INSTRUCTIONS TO FOLLOW:
Print every record below exactly as written.

DATA EXTRACTS:
+++

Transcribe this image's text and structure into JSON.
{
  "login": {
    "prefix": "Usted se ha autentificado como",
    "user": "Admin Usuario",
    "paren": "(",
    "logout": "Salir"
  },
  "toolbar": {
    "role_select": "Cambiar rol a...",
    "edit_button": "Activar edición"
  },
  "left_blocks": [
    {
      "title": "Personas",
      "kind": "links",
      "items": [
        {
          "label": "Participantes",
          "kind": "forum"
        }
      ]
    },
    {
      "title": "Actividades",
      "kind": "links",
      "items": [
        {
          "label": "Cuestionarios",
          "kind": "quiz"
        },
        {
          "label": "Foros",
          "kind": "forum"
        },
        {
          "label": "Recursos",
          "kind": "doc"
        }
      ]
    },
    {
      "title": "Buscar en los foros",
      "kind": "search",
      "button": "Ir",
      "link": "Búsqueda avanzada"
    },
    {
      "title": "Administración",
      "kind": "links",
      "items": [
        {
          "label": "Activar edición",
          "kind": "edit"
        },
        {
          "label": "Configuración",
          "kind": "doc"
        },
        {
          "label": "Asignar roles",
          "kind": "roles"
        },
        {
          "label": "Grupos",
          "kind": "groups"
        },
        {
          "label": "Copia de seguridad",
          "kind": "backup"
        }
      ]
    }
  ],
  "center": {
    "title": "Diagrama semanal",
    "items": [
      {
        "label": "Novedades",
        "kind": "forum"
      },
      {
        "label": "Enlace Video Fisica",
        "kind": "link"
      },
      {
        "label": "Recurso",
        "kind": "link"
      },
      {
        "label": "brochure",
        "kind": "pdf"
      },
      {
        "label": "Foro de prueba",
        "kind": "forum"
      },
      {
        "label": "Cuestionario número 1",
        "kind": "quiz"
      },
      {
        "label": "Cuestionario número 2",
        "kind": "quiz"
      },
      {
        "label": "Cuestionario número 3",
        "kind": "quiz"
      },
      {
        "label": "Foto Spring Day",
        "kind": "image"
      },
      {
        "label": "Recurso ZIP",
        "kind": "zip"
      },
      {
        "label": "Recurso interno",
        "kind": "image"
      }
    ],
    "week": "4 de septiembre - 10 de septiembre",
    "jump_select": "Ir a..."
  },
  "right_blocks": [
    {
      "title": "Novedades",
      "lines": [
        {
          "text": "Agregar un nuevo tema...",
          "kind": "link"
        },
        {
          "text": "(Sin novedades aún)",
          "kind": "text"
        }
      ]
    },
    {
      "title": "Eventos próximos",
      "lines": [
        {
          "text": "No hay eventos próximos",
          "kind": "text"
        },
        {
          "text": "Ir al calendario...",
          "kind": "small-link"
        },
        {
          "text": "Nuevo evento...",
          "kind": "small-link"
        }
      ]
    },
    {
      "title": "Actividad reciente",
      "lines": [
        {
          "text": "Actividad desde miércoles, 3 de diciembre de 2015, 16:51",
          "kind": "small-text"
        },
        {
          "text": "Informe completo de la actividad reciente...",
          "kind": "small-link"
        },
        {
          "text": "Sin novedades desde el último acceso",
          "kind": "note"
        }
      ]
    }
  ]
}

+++

ANSWER TO THIS EXERCISE:
Transcribe this image's text and structure into JSON.
{
  "login": {
    "prefix": "Usted se ha autentificado como",
    "user": "Admin Usuario",
    "paren": "(",
    "logout": "Salir"
  },
  "toolbar": {
    "role_select": "Cambiar rol a...",
    "edit_button": "Activar edición"
  },
  "left_blocks": [
    {
      "title": "Personas",
      "kind": "links",
      "items": [
        {
          "label": "Participantes",
          "kind": "forum"
        }
      ]
    },
    {
      "title": "Actividades",
      "kind": "links",
      "items": [
        {
          "label": "Cuestionarios",
          "kind": "quiz"
        },
        {
          "label": "Foros",
          "kind": "forum"
        },
        {
          "label": "Recursos",
          "kind": "doc"
        }
      ]
    },
    {
      "title": "Buscar en los foros",
      "kind": "search",
      "button": "Ir",
      "link": "Búsqueda avanzada"
    },
    {
      "title": "Administración",
      "kind": "links",
      "items": [
        {
          "label": "Activar edición",
          "kind": "edit"
        },
        {
          "label": "Configuración",
          "kind": "doc"
        },
        {
          "label": "Asignar roles",
          "kind": "roles"
        },
        {
          "label": "Grupos",
          "kind": "groups"
        },
        {
          "label": "Copia de seguridad",
          "kind": "backup"
        }
      ]
    }
  ],
  "center": {
    "title": "Diagrama semanal",
    "items": [
      {
        "label": "Novedades",
        "kind": "forum"
      },
      {
        "label": "Enlace Video Fisica",
        "kind": "link"
      },
      {
        "label": "Recurso",
        "kind": "link"
      },
      {
        "label": "brochure",
        "kind": "pdf"
      },
      {
        "label": "Foro de prueba",
        "kind": "forum"
      },
      {
        "label": "Cuestionario número 1",
        "kind": "quiz"
      },
      {
        "label": "Cuestionario número 2",
        "kind": "quiz"
      },
      {
        "label": "Cuestionario número 3",
        "kind": "quiz"
      },
      {
        "label": "Foto Spring Day",
        "kind": "image"
      },
      {
        "label": "Recurso ZIP",
        "kind": "zip"
      },
      {
        "label": "Recurso interno",
        "kind": "image"
      }
    ],
    "week": "4 de septiembre - 10 de septiembre",
    "jump_select": "Ir a..."
  },
  "right_blocks": [
    {
      "title": "Novedades",
      "lines": [
        {
          "text": "Agregar un nuevo tema...",
          "kind": "link"
        },
        {
          "text": "(Sin novedades aún)",
          "kind": "text"
        }
      ]
    },
    {
      "title": "Eventos próximos",
      "lines": [
        {
          "text": "No hay eventos próximos",
          "kind": "text"
        },
        {
          "text": "Ir al calendario...",
          "kind": "small-link"
        },
        {
          "text": "Nuevo evento...",
          "kind": "small-link"
        }
      ]
    },
    {
      "title": "Actividad reciente",
      "lines": [
        {
          "text": "Actividad desde miércoles, 3 de diciembre de 2015, 16:51",
          "kind": "small-text"
        },
        {
          "text": "Informe completo de la actividad reciente...",
          "kind": "small-link"
        },
        {
          "text": "Sin novedades desde el último acceso",
          "kind": "note"
        }
      ]
    }
  ]
}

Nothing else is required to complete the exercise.